How can physicians and consumers who do not track health tech know which apps to trust? The blunt answer today is that there is no easy way. And again, this demonstrates how far behind health tech is today. Seals of approval are not new.
Long before digitization, the BBB seal of the Better Business Bureau or Good Housekeeping’s Seal of Approval indicated a level of quality in a product or service. Later, badges/seals like TRUSTe’s Certified Privacy seal for privacy of consumers and children, Paypal’s Paypal Verified seal and Authorize.net’s Verified Merchant seal, and the Norton Secured seal for security were created to give confidence to consumers using the internet. But there remains no recognized seal for health & wellness apps and for healthcare research.
As a physician and a technologist in the healthcare space, I think that it is time for a seal that indicates that a health or wellness app is built on a platform designed to be reliable, secure and private in a way that meets the highest industry standards. This seal could be relied on by healthcare providers, consumers and even Apple to know which health or wellness apps can be trusted.
Until a trust seal for health and wellness apps becomes available, both health & wellness app users and participants in healthcare research are going to have to rely on their own research to determine whether an app is trustworthy.

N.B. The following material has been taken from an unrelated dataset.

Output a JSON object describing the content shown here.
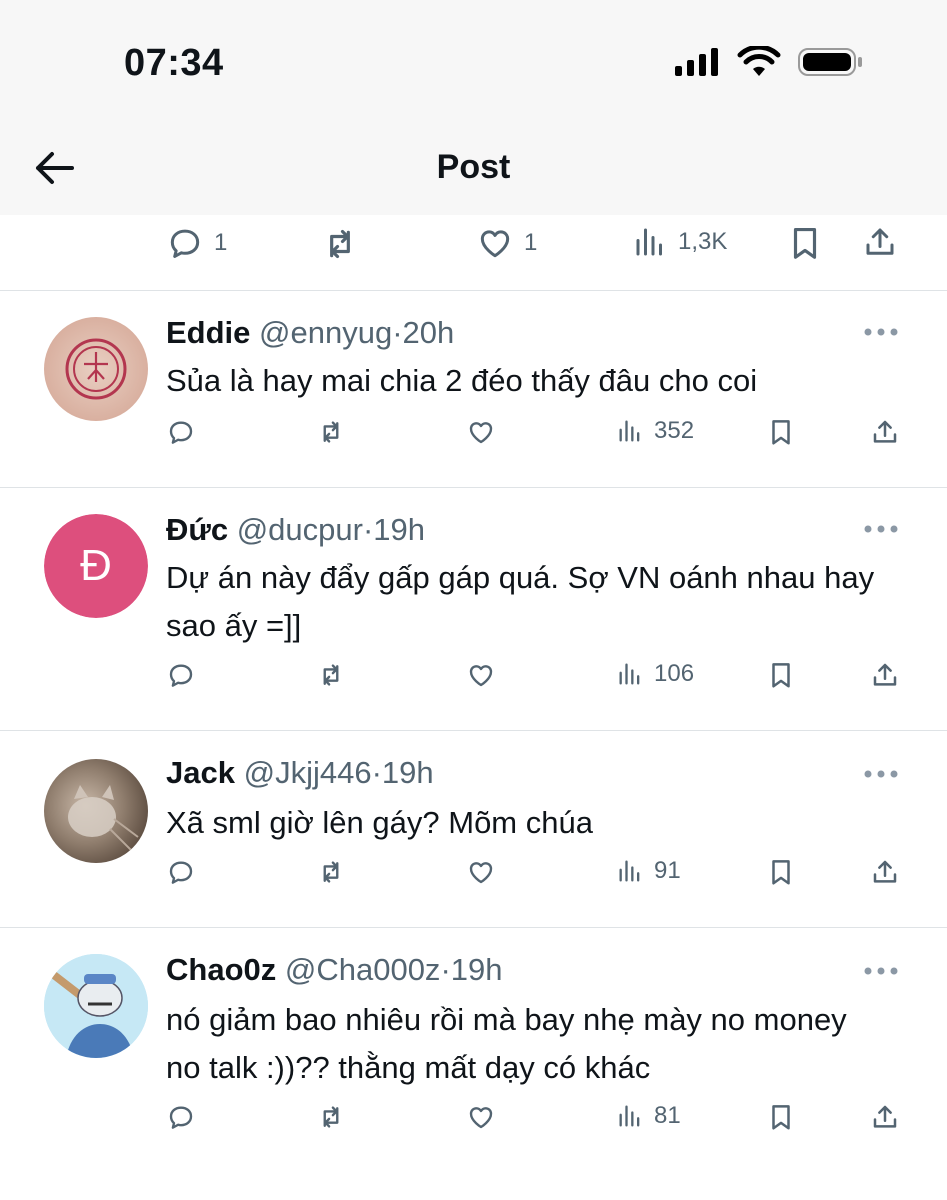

They will have to find out whether the app has been built to meet the highest industry standards and ask questions like “Was this built on a trusted healthcare platform?”, “What security is used?”, “How is my privacy protected?” and “Is the app reliable?”
Opinions expressed by HIT Consultant Contributors are their own.